What was challenging for you this day and what did you do to overcome the challenges keeping in mind your race day plan?
The biggest challenge in this year’s race was absolutely the weather. Downtown Boston was forecast for 64 with a headwind of 10-12 mph out of the east and the western towns of Hopkinton, Natick, Wellesley, and Newton forecast for the upper 60’s to low 70’s. Given the race doesn’t start until 10:00 AM and my wave (wave-2 at 10:25 am) it was already 67 degrees at the start of the race and got progressively warmer from there. I really started to feel the heat around mile 13 leading to and through the Newton Hills in miles 16-20 and started to slow down and adjust my pace – trying to keep even effort while staying hydrated (I packed about 20 oz of water and nutrition in a utility belt — and took in about 2oz of water or gatorade every mile at the aid stations). The wind was starting to also really pick up but as we got progressively closer to Boston — but thankfully as we crested heartbreak hill at mile 21 the air cooled into the low 60’s although the wind out of the east became stronger and was a dead headwind. So really for this whole race it was either the heat, wind or both for 26 miles.
In terms of overcoming the challenge of the weather I was fortunate that my “B” goal of 3:44 aligned with what I would need to run under more challenging circumstances. I knew by mile 10 that 3:33:00 wasn’t going to happen and shifted my focus on trying to stay below 3:40:00. I knew if I got to the top of Heartbreak Hill at mile 21 in 2:58 that I could run 42:00 or 8:00 pace and get to the finish line. I managed to get to mile 21 in exactly 2:58 but wasn’t able to hold an 8:00 pace running mile 22 in 8:17 but then fading in the wind — and in reality just trying to enjoy the last few miles as there really is nothing else like the final right hand turn onto Hereford Street followed by the final left hand turn and 700 yards down Boylston and the finish line.
I didn’t mention it in my blog, but we nailed the nutrition and hydration plan. I actually took gels at mile 3, 11, 17 and 21 with the 8oz of the Vitargo with water at 7 and 15 miles. I took in 1 – 2 oz of either gatorade or water every mile to augment too. People were getting crushing as the race went on and it got warmer… So I was happy to have a plan that anticipated all this!
REST. My body needs a cooling-off period away from marathoning. I’ve been in continuous training mode since Labor Day 2015 as I ran the mid-December Honolulu Marathon before launching right into Boston marathon training after only a couple of weeks of rest in December.

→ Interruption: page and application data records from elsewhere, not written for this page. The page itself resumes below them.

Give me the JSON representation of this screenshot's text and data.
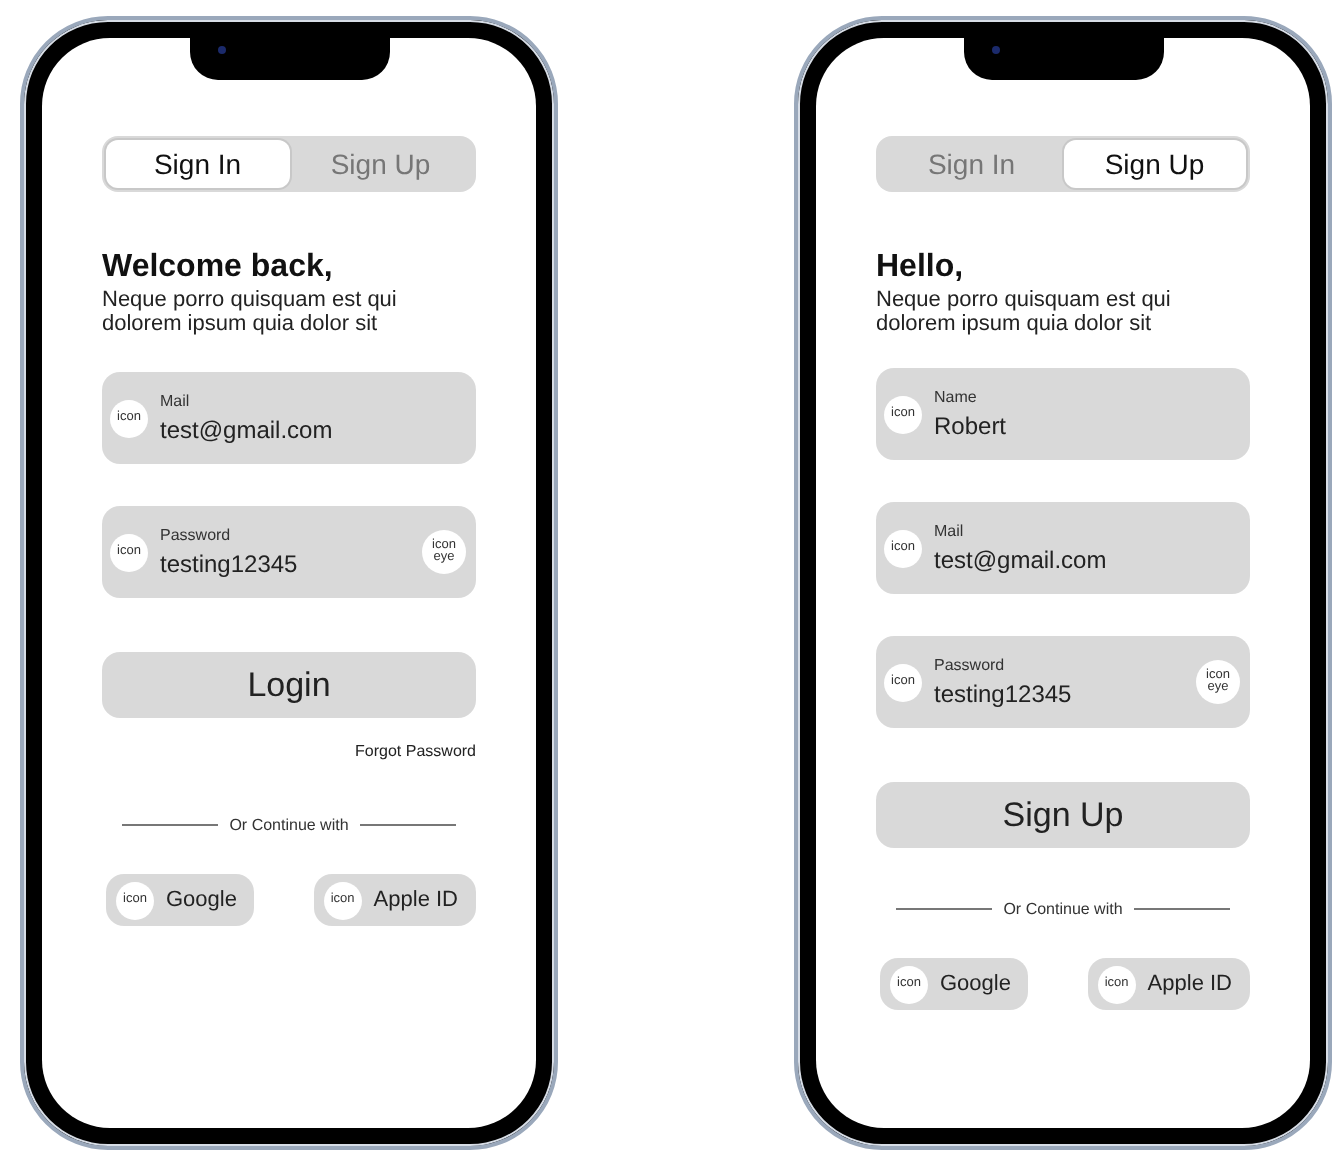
{
  "phones": [
    {
      "tabs": [
        {
          "label": "Sign In",
          "selected": true
        },
        {
          "label": "Sign Up",
          "selected": false
        }
      ],
      "heading": "Welcome back,",
      "subtitle": "Neque porro quisquam est qui dolorem ipsum quia dolor sit",
      "fields": [
        {
          "label": "Mail",
          "value": "test@gmail.com",
          "icon_text": "icon"
        },
        {
          "label": "Password",
          "value": "testing12345",
          "icon_text": "icon",
          "trailing_icon_text": "icon eye"
        }
      ],
      "primary_button": "Login",
      "forgot_link": "Forgot Password",
      "divider_text": "Or Continue with",
      "social_buttons": [
        {
          "label": "Google",
          "icon_text": "icon"
        },
        {
          "label": "Apple ID",
          "icon_text": "icon"
        }
      ]
    },
    {
      "tabs": [
        {
          "label": "Sign In",
          "selected": false
        },
        {
          "label": "Sign Up",
          "selected": true
        }
      ],
      "heading": "Hello,",
      "subtitle": "Neque porro quisquam est qui dolorem ipsum quia dolor sit",
      "fields": [
        {
          "label": "Name",
          "value": "Robert",
          "icon_text": "icon"
        },
        {
          "label": "Mail",
          "value": "test@gmail.com",
          "icon_text": "icon"
        },
        {
          "label": "Password",
          "value": "testing12345",
          "icon_text": "icon",
          "trailing_icon_text": "icon eye"
        }
      ],
      "primary_button": "Sign Up",
      "divider_text": "Or Continue with",
      "social_buttons": [
        {
          "label": "Google",
          "icon_text": "icon"
        },
        {
          "label": "Apple ID",
          "icon_text": "icon"
        }
      ]
    }
  ]
}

Once my tendon injury fully heals, I am going to focus on getting fast again and rebuilding my speed base focusing on some 5K’s, 8K’s and half-marathons.
I will run the Boston Marathon as many times as I can BQ. It’s simply that fun — and challenging — of a race.